Your task is to copy every line of the entries that contains "description".

MATERIAL SHOWN:
------

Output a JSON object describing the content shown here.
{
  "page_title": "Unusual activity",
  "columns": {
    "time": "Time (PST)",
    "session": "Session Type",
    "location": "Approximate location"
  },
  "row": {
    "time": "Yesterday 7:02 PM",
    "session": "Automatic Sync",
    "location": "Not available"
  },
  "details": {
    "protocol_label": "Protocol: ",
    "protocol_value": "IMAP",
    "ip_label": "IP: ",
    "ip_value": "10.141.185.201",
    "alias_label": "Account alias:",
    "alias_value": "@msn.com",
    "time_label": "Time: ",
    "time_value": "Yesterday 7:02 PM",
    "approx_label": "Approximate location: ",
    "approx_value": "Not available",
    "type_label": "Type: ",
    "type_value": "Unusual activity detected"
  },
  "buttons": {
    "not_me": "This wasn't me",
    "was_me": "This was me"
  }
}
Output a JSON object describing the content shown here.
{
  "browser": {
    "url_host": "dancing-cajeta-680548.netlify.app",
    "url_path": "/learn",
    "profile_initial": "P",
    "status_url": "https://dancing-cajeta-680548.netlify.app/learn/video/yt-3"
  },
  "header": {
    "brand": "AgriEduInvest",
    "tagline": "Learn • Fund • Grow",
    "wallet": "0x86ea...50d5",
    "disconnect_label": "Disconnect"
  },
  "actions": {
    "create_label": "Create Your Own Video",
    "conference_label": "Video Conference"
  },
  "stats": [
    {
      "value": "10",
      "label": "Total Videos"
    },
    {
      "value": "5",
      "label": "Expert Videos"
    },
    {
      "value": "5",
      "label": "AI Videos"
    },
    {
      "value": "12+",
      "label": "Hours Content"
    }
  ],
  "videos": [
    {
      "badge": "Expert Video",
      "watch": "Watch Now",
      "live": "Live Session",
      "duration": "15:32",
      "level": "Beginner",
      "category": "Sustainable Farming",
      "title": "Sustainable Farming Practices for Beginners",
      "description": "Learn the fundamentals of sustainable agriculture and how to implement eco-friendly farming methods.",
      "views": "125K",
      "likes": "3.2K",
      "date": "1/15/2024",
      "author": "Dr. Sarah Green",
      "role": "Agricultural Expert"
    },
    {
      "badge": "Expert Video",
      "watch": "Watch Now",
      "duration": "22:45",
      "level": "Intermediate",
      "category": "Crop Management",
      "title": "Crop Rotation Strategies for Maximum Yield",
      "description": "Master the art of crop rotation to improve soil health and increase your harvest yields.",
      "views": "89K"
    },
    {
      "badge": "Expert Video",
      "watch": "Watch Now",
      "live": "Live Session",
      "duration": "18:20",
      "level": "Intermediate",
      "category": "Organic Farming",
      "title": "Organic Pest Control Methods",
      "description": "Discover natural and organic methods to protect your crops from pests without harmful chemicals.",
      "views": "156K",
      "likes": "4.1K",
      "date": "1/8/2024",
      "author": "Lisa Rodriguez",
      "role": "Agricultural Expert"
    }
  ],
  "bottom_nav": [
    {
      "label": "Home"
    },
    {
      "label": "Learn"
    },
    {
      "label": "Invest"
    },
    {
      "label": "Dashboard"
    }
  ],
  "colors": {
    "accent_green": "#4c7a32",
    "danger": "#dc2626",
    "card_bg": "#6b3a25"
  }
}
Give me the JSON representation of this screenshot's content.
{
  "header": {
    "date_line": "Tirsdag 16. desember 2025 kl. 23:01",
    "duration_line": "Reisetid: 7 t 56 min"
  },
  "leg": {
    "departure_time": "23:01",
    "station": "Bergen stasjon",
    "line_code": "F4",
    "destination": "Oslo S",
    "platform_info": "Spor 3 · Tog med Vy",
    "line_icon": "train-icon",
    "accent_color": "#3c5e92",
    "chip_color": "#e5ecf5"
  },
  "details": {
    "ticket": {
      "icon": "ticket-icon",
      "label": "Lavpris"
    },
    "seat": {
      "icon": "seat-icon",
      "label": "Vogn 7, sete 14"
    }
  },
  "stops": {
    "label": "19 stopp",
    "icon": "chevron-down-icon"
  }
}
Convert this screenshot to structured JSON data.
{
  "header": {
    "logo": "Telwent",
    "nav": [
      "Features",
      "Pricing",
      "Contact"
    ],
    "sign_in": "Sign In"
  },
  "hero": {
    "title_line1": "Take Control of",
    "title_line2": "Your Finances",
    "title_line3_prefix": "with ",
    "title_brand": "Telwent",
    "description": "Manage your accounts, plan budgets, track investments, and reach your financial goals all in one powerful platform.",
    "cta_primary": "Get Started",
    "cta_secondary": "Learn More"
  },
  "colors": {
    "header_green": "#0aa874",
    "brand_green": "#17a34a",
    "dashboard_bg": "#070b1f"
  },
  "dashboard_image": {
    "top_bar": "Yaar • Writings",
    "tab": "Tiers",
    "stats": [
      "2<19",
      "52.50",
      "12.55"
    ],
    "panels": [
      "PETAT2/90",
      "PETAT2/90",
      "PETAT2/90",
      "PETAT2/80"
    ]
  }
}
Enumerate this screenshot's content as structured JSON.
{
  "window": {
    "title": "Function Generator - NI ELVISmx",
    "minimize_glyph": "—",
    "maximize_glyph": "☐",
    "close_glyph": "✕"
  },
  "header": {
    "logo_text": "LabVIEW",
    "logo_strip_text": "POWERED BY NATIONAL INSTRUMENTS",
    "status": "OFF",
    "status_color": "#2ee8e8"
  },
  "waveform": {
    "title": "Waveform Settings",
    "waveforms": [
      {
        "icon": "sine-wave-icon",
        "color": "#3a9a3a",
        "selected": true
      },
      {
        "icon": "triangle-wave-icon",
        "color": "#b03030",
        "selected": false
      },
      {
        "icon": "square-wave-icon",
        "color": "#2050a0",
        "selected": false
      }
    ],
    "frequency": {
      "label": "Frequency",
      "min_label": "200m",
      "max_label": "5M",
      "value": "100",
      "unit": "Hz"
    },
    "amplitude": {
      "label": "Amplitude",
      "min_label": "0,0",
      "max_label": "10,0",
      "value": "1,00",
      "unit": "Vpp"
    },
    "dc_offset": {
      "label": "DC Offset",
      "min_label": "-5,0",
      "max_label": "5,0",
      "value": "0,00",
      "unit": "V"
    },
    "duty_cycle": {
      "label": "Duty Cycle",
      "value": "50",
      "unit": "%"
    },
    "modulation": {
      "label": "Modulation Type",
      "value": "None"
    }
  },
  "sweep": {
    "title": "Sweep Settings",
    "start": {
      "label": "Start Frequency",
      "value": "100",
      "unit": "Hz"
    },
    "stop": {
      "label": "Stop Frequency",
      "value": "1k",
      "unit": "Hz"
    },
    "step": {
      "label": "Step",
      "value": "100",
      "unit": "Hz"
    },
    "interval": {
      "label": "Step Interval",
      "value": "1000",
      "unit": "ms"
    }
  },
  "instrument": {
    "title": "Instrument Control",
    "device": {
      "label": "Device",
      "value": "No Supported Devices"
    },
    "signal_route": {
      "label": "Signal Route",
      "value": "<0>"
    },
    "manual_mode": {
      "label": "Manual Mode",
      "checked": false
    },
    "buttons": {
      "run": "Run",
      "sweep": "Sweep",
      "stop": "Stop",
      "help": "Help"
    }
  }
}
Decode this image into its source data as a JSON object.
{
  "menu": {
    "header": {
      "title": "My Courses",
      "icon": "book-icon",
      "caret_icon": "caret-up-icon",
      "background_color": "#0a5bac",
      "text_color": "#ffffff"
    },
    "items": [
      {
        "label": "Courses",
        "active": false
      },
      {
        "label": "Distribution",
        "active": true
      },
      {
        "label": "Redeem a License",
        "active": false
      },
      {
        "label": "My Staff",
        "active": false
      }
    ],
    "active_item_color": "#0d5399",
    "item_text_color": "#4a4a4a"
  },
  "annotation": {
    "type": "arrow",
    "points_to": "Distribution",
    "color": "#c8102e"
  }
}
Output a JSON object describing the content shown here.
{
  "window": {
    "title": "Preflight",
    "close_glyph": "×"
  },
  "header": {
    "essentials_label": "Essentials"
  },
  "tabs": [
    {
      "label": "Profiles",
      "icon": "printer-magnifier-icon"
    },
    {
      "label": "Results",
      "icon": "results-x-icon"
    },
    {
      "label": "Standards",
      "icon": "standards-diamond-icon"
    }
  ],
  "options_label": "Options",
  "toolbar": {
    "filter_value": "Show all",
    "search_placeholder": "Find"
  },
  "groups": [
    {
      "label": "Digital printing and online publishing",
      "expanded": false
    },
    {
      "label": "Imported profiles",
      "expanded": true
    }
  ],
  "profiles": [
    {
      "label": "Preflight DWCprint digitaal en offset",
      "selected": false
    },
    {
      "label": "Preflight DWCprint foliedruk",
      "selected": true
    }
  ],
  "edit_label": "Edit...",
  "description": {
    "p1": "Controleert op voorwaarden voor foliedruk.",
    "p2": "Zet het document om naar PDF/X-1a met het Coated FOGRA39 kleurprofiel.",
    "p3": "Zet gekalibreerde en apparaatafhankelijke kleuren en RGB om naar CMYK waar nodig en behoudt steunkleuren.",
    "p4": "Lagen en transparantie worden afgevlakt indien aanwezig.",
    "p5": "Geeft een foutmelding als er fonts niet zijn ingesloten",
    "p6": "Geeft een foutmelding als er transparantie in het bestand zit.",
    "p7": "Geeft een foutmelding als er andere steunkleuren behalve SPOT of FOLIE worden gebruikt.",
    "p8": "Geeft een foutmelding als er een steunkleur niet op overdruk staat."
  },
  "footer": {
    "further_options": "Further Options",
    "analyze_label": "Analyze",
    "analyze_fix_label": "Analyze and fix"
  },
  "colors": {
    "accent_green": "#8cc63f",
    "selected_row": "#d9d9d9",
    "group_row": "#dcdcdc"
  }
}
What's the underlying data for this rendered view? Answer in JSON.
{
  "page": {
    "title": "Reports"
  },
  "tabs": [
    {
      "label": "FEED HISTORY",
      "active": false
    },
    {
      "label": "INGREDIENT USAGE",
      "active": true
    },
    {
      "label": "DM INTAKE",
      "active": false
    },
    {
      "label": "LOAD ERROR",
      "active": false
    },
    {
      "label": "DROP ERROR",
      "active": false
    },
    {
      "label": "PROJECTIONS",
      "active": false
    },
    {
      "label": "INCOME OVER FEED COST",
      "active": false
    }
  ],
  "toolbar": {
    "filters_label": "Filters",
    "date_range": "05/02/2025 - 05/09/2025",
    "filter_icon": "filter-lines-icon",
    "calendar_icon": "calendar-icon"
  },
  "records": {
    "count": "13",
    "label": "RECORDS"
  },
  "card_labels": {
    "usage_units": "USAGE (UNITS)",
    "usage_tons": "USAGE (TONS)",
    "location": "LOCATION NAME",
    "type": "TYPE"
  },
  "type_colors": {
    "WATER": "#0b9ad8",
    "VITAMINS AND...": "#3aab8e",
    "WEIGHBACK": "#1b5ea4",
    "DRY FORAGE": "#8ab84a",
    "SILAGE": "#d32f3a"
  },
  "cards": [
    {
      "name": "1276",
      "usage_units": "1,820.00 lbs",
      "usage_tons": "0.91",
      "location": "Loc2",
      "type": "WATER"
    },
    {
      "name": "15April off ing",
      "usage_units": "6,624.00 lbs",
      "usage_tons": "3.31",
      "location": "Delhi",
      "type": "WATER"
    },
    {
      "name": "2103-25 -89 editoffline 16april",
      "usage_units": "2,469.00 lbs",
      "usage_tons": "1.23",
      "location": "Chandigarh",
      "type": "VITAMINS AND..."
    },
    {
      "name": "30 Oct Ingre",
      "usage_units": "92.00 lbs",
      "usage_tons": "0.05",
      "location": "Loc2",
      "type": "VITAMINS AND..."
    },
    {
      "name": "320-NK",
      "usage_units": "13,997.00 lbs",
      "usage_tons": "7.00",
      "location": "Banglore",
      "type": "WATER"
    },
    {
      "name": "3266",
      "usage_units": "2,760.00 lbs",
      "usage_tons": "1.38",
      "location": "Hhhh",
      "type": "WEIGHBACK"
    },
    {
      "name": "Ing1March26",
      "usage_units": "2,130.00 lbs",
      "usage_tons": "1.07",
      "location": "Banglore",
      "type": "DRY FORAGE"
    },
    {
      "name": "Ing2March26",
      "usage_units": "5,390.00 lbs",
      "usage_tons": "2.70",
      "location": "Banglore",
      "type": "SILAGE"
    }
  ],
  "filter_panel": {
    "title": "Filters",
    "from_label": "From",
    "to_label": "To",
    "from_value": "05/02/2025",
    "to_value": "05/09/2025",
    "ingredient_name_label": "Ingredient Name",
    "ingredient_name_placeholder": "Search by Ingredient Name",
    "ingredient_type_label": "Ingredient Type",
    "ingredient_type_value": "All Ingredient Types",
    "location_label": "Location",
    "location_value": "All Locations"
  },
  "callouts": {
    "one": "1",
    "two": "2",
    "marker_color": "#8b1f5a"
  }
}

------

SOLUTION BELOW:
      "description": "Learn the fundamentals of sustainable agriculture and how to implement eco-friendly farming methods.",
      "description": "Master the art of crop rotation to improve soil health and increase your harvest yields.",
      "description": "Discover natural and organic methods to protect your crops from pests without harmful chemicals.",
    "description": "Manage your accounts, plan budgets, track investments, and reach your financial goals all in one powerful platform.",
  "description": {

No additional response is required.